■ YOUR OBJECTIVE ■
For the full listing below, write out each entry exactly and exclude the images.
◆ ◆ ◆ ◆
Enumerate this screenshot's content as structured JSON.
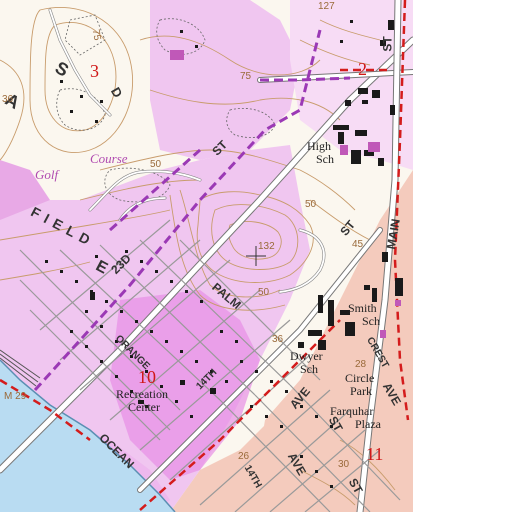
{
  "map": {
    "colors": {
      "paper": "#fbf7ef",
      "urban_tint": "#f0c6f0",
      "magenta_dense": "#e78fe6",
      "red_urban": "#f4cbbd",
      "water": "#b9dcf2",
      "contour": "#c89c6c",
      "road": "#ffffff",
      "red_boundary": "#d41c1c",
      "purple_dash": "#9b39b5",
      "building": "#1a1a1a"
    },
    "section_numbers": [
      "3",
      "2",
      "10",
      "11"
    ],
    "streets": {
      "st_top_right": "ST",
      "st_diagonal": "ST",
      "st_mid_right": "ST",
      "field": "FIELD",
      "d23": "23D",
      "palm": "PALM",
      "orange": "ORANGE",
      "ocean": "OCEAN",
      "main": "MAIN",
      "crest": "CREST",
      "ave1": "AVE",
      "ave2": "AVE",
      "ave3": "AVE",
      "st_bottom1": "ST",
      "st_bottom2": "ST",
      "th14": "14TH",
      "th_bot": "14TH",
      "s_letter": "S",
      "a_letter": "A",
      "d_letter": "D",
      "e_letter": "E"
    },
    "places": {
      "high": "High",
      "sch1": "Sch",
      "smith": "Smith",
      "sch2": "Sch",
      "dwyer": "Dwyer",
      "sch3": "Sch",
      "circle_park": "Circle",
      "park": "Park",
      "farquhar": "Farquhar",
      "plaza": "Plaza",
      "recreation": "Recreation",
      "center": "Center"
    },
    "golf": {
      "golf": "Golf",
      "course": "Course"
    },
    "contours": {
      "c127": "127",
      "c75a": "75",
      "c75b": "75",
      "c36a": "36",
      "c50a": "50",
      "c50b": "50",
      "c50c": "50",
      "c45": "45",
      "c36b": "36",
      "c28": "28",
      "c26": "26",
      "c29": "M 29",
      "c30": "30",
      "c132": "132"
    }
  }
}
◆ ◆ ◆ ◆
■ TASK RESPONSE ■
Enumerate this screenshot's content as structured JSON.
{
  "map": {
    "colors": {
      "paper": "#fbf7ef",
      "urban_tint": "#f0c6f0",
      "magenta_dense": "#e78fe6",
      "red_urban": "#f4cbbd",
      "water": "#b9dcf2",
      "contour": "#c89c6c",
      "road": "#ffffff",
      "red_boundary": "#d41c1c",
      "purple_dash": "#9b39b5",
      "building": "#1a1a1a"
    },
    "section_numbers": [
      "3",
      "2",
      "10",
      "11"
    ],
    "streets": {
      "st_top_right": "ST",
      "st_diagonal": "ST",
      "st_mid_right": "ST",
      "field": "FIELD",
      "d23": "23D",
      "palm": "PALM",
      "orange": "ORANGE",
      "ocean": "OCEAN",
      "main": "MAIN",
      "crest": "CREST",
      "ave1": "AVE",
      "ave2": "AVE",
      "ave3": "AVE",
      "st_bottom1": "ST",
      "st_bottom2": "ST",
      "th14": "14TH",
      "th_bot": "14TH",
      "s_letter": "S",
      "a_letter": "A",
      "d_letter": "D",
      "e_letter": "E"
    },
    "places": {
      "high": "High",
      "sch1": "Sch",
      "smith": "Smith",
      "sch2": "Sch",
      "dwyer": "Dwyer",
      "sch3": "Sch",
      "circle_park": "Circle",
      "park": "Park",
      "farquhar": "Farquhar",
      "plaza": "Plaza",
      "recreation": "Recreation",
      "center": "Center"
    },
    "golf": {
      "golf": "Golf",
      "course": "Course"
    },
    "contours": {
      "c127": "127",
      "c75a": "75",
      "c75b": "75",
      "c36a": "36",
      "c50a": "50",
      "c50b": "50",
      "c50c": "50",
      "c45": "45",
      "c36b": "36",
      "c28": "28",
      "c26": "26",
      "c29": "M 29",
      "c30": "30",
      "c132": "132"
    }
  }
}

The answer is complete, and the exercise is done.